Kal Penn discusses APA identity

Asian American producer, actor and civil servant Kal Penn spoke about the empowerment of all students to openly connect and discuss their own ethnic and cultural identity in Bovard Auditorium Monday.

Penn was the keynote speaker at the Asian Pacific American Student Assembly’s Asian Pacific American Heritage Festival. Each year, APASA and its member organizations celebrate their culture with other students and to promote Asian Pacific American awareness as a whole on campus.

Penn, known for starring as Kumar Patel in the Harold & Kumar movies and as Dr. Lawrence Kutner on the TV show House, served as an associate director and liaison for Asian American and Pacific Islander policy in the White House Office of Public Engagement between 2009 and 2011, with a break in 2010 to film A Very Harold & Kumar 3D Christmas.
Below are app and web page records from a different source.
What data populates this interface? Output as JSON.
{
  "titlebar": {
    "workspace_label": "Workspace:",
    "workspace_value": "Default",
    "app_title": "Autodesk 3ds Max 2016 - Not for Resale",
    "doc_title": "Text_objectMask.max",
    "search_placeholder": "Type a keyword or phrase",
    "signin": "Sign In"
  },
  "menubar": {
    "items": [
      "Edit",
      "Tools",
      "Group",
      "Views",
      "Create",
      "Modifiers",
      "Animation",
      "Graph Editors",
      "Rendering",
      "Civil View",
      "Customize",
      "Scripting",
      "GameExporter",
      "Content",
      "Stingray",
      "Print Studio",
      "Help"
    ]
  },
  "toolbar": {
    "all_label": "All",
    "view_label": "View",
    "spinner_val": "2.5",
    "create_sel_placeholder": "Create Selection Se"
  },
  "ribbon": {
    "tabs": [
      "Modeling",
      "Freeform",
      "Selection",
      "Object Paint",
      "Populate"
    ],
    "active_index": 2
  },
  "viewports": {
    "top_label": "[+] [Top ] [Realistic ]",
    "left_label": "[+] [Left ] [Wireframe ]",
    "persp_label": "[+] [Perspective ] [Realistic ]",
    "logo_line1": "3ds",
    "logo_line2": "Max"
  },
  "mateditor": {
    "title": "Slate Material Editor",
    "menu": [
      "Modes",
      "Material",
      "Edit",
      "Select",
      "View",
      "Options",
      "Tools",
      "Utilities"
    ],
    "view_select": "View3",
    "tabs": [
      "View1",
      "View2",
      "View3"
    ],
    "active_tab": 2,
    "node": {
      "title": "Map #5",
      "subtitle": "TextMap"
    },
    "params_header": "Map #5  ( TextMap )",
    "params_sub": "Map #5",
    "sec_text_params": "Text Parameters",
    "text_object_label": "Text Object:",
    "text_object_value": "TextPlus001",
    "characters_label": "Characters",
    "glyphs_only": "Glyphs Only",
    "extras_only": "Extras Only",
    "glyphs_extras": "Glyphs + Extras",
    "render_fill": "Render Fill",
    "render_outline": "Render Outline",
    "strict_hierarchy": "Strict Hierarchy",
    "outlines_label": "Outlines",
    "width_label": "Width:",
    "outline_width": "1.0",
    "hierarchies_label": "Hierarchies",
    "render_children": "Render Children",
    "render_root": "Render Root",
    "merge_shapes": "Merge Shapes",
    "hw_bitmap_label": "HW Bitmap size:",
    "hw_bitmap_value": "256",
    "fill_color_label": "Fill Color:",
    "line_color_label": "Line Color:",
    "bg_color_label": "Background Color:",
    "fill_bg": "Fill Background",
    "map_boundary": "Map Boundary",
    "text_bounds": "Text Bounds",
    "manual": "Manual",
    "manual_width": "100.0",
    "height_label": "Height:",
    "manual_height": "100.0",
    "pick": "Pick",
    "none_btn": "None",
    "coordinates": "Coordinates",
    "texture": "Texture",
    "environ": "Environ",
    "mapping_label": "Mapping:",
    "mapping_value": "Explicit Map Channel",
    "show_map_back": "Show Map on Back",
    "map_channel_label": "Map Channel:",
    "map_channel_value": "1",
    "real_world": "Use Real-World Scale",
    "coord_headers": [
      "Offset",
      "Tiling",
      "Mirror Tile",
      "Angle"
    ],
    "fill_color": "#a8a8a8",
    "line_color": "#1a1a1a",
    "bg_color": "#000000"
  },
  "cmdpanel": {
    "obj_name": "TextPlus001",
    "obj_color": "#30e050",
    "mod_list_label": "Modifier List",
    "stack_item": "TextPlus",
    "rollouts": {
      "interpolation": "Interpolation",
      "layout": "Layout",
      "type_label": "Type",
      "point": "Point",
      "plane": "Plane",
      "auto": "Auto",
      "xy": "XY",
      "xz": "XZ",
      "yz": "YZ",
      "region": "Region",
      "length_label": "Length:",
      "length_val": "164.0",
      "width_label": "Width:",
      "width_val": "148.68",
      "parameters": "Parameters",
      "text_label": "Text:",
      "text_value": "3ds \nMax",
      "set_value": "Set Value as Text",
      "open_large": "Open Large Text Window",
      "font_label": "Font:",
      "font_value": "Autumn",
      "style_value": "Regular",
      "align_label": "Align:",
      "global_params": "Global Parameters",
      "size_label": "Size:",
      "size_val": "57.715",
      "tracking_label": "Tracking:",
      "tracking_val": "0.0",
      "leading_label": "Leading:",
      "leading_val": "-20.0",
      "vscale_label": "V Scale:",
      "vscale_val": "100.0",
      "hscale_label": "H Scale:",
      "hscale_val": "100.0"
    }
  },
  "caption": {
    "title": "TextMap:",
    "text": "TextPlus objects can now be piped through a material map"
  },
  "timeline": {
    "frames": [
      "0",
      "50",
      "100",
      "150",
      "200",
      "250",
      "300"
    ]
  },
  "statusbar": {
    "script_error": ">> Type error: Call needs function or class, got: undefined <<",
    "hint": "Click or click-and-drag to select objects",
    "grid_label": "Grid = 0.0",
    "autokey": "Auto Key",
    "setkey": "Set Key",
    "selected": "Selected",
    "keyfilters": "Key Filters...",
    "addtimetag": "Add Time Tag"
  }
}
He also served as a co-chair for President Barack Obama’s re-election campaign.

Penn said while media is beginning to incorporate a more diversified outlook, the stereotypical cultures shown on everyday television shows still contrast what people see, observe and experience in their daily lives.

“There are still some pretty big sociological differences between what we see in the media and what we see in real life,” Penn said. “The rest of America doesn’t look like what happens when you turn on the TV.”

Though critical of it, Penn acknowledged that the media is slowly evolving to portray diversity in its true forms and dimensions.

“If you look at representation and diversity in the media, you’ll notice that, generally speaking, there aren’t a whole lot of characters who look like me,” Penn said. “Historically speaking, it’s been a lack of willingness by big media companies to produce and cast things in a color-blind manner but, recently, the trend has been rapidly changing in the last five to ten years.”

As an Asian American and Pacific Islander liaison for the White House, Penn said his job was no different than what million of people do everyday.

“It’s not that much different than what a lot of you guys are doing,” Penn said. “Your fraternities and sororities that tutor once a week, or ethnic organizations that organize food drives — all of that was no different than my job of getting every federal agency that had had a program related to the Asian American or Pacific Islander community to regularly meet with a commission from the White House Initiative on Asian Americans and Pacific Islanders.”

Andrew Dippel, a senior majoring in business administration, said he enjoyed hearing Penn speak because of Penn’s experience as a public servant.

“You hear a lot about the Asian Pacific community, but you don’t really hear too many people that have direct experience working to benefit the community.” Dippel said. “It was refreshing to hear someone who has dealt with the issue personally.”

Ke-Lwun Yee, a sophomore majoring in neuroscience, said Penn’s story was inspiring and that, though progress needed to be made, it was refreshing to hear Penn deliver the message.

“[Asian Americans] aren’t really portrayed in the media that often,” Yee said. “So it’s nice to know that there’s someone on the other side that’s willing to come talk to students about his successful journey as an Asian-American figure in the entertainment industry.”